Day 7: 10:00pm. Had to include this for memories sake. This is Shayna with a new found friend, Deacon. His parents own the RV park we are staying in in Kaycee, Wy.  It is a small place and with the crowds for the eclipse, they have us parked on their lawn. The sweetest kid. They talked and jumped on the trampoline together for 2 hours – instant buddies. (Not Shayna’s best photographic moment, my fault for not getting a couple pics to choose from.)



Day 3

vegas.jpgIt has been a bit of a challenging start to our long planned road trip. Eli has a case of pneumonia (in his 8 years he has never had more than a mild fever). The last few days of prep for the trip were quite hectic between doctor visits and packing up while Michael was busy with trial prep so I was on my own with it all. Ultimately we have decided it is best for Eli to stay home until he is much more recovered while Shayna and I get started on the trip. So, Monday afternoon, we started the first leg to Vegas, where we were so happy to land at the Serenco’s for the night. It was nice to have a homemade dinner and beds, just easing our way into the van life.

Yesterday we had one of our longest drive of the trip from Vegas to Salt Lake City where we stayed in an RV park for the night. Our first night cooking and sleeping in the Jucy Van. We LOVE having the fridge, which allows us to stock any foods we want. The challenges to the van are keeping organized in our very small space, but it is fairly easy to set up and clean up the beds. We are quickly figuring out a routine.

Today we drove from SLC to Jackson Hole, We have a private camp site right on the snake river.


On the way we found a fun water slide complex in Lava Hot Springs, Idaho and took a break to swam and slid for awhile.

lava hot springs.jpg

It has been a lot of driving and not much site seeing. Tomorrow will be much more eventful as we drive through the Grand Tetons and Yellowstone.
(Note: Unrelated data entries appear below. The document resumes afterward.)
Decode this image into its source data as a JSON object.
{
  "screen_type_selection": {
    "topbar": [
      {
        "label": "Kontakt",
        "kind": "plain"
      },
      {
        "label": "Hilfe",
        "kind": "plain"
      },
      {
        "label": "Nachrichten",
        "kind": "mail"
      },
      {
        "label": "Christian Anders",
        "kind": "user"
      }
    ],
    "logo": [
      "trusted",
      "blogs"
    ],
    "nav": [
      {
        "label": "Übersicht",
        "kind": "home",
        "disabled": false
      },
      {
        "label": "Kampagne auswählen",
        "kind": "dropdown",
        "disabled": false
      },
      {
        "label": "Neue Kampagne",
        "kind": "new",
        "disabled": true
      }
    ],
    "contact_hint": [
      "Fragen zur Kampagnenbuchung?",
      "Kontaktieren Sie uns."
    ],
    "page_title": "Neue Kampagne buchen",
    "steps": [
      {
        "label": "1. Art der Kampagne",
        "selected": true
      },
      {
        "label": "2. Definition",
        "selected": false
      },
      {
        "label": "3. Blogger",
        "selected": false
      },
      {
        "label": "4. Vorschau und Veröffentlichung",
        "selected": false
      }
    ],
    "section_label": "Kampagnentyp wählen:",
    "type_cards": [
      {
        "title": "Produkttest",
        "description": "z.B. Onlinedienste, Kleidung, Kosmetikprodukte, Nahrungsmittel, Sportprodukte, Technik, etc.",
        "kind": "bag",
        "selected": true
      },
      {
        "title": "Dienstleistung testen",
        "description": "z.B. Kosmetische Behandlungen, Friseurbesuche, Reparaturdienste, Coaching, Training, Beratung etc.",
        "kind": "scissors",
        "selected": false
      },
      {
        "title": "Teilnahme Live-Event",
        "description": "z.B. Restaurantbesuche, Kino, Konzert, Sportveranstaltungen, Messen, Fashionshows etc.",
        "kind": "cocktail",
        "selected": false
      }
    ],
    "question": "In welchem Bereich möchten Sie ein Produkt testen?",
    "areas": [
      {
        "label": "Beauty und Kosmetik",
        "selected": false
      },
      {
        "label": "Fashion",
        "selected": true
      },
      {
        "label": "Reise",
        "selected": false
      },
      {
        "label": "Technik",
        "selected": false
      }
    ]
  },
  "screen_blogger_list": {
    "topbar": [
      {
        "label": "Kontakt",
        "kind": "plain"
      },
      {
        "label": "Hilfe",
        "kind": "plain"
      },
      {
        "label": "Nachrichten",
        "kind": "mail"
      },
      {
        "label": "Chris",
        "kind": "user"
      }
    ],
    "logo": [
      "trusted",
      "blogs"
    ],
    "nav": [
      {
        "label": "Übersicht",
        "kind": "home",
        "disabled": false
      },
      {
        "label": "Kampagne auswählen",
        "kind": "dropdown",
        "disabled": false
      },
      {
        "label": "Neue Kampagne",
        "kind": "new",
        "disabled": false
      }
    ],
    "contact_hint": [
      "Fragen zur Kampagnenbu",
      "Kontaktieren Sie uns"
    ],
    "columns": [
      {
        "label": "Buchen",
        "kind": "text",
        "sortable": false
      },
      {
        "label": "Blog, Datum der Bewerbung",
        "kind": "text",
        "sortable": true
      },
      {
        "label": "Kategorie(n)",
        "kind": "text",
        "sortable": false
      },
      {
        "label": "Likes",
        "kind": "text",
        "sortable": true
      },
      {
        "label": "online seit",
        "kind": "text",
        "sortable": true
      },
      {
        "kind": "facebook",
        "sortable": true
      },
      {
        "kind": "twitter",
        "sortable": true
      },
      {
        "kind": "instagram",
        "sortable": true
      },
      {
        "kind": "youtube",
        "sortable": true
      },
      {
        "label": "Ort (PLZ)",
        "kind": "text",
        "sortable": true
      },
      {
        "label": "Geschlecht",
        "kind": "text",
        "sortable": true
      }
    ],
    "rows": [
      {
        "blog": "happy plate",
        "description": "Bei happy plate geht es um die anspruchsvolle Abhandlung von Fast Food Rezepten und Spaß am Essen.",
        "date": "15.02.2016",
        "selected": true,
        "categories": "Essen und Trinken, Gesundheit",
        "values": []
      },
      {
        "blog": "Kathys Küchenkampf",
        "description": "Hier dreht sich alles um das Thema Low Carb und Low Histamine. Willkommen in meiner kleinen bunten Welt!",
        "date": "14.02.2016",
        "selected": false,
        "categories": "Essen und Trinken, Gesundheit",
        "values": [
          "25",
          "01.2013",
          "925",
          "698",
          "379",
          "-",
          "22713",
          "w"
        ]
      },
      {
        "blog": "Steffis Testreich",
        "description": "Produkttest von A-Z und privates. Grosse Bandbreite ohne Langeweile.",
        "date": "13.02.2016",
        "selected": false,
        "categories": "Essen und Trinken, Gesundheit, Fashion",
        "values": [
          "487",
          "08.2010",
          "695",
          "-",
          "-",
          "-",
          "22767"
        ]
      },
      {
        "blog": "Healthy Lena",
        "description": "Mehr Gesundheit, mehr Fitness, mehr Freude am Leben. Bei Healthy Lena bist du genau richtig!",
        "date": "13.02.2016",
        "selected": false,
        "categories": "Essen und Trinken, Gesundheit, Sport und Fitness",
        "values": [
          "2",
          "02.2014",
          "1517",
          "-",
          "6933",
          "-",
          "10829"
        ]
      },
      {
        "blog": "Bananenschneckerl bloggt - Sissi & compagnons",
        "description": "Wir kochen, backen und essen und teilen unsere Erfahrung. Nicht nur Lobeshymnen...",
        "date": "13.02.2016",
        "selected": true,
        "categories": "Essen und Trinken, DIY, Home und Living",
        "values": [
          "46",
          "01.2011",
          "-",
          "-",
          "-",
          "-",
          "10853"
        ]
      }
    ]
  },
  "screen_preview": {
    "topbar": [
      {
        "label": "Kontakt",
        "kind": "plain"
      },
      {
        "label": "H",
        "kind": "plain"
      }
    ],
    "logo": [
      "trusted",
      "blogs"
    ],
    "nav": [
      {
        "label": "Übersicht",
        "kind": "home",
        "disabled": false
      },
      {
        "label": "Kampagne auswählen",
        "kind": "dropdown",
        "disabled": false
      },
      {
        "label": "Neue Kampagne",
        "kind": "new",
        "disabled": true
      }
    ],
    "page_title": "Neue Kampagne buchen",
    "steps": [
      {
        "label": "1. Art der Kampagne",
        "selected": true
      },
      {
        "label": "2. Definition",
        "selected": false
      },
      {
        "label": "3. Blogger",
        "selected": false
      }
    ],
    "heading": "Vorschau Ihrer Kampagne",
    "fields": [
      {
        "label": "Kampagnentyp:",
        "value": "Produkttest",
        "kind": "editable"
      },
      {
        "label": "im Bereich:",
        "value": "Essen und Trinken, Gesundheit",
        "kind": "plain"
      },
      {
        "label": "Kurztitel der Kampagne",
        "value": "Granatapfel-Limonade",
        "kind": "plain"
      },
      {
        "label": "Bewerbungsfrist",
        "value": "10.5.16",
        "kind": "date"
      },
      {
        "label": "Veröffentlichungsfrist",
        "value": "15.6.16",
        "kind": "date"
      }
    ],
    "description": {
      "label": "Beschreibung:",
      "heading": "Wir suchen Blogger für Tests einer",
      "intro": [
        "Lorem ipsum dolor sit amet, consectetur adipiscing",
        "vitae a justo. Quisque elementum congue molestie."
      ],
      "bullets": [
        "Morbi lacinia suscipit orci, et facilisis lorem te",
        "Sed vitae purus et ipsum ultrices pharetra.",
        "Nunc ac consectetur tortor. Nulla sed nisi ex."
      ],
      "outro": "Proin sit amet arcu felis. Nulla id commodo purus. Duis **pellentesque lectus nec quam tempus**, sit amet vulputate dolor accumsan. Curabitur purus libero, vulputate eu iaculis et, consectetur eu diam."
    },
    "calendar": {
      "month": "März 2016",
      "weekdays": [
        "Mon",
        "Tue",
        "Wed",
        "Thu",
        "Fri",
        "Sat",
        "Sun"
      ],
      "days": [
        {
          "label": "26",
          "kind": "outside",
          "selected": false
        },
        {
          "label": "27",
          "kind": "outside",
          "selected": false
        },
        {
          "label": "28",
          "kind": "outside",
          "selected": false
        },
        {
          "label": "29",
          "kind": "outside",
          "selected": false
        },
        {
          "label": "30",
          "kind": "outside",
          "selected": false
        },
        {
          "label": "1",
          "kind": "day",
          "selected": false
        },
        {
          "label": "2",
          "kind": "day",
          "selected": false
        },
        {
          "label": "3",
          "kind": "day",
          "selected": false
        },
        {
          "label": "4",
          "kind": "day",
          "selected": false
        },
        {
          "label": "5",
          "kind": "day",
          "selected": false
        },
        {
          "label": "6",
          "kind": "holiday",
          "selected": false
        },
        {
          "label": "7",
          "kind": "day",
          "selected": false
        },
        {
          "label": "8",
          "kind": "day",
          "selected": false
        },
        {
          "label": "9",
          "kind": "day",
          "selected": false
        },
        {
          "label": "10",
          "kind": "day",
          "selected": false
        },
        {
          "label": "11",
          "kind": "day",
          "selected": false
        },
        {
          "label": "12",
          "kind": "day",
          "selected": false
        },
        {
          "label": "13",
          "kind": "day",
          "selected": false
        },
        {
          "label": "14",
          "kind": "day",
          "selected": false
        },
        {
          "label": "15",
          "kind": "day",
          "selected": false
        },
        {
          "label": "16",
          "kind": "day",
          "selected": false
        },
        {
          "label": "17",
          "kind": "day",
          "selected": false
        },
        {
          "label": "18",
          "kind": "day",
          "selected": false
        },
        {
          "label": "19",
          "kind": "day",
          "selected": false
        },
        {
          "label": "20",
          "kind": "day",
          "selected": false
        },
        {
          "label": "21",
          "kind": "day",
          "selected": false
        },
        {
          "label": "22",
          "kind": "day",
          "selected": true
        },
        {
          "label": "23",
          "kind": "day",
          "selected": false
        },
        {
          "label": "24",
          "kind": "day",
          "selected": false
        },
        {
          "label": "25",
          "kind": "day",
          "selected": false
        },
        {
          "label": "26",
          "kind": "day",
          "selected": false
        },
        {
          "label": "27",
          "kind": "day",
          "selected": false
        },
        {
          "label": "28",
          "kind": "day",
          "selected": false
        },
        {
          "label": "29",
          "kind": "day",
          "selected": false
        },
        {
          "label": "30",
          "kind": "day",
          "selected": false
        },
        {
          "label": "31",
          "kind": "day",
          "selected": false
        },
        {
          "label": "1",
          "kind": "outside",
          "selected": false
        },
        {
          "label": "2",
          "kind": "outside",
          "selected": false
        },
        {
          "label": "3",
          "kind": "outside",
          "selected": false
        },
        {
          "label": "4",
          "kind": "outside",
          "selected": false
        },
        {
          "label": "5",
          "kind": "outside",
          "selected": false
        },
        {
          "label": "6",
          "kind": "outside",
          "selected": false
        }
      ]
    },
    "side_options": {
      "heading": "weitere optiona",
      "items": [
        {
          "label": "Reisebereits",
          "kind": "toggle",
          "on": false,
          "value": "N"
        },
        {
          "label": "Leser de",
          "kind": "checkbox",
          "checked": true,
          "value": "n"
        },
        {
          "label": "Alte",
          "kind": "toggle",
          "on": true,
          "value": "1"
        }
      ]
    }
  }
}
We are looking forward to wandering through the parks.

Jucy Van

One of the first decisions we had to make was which means of transportation to use on this journey. After thorough research, and multiple driving tests, we settled on a JUCY van. Although it screams TOURIST with its bright green and purple exterior (my one apprehension in trying to avoid attention), it is everything we need to easily drive through the open west as well as the crowded cities of the East Coast.

Here is a great video that shows you everything about the JUCY Van.


With our cozy campervan, we plan to stay in RV parks and camp grounds wherever possible. We have some wonderful family and friends who are going to host us in a few cities, then we are going luxury in some VRBOs (now called HomeAway) in the larger cities where RV parks aren’t possible, and an occasional hotel.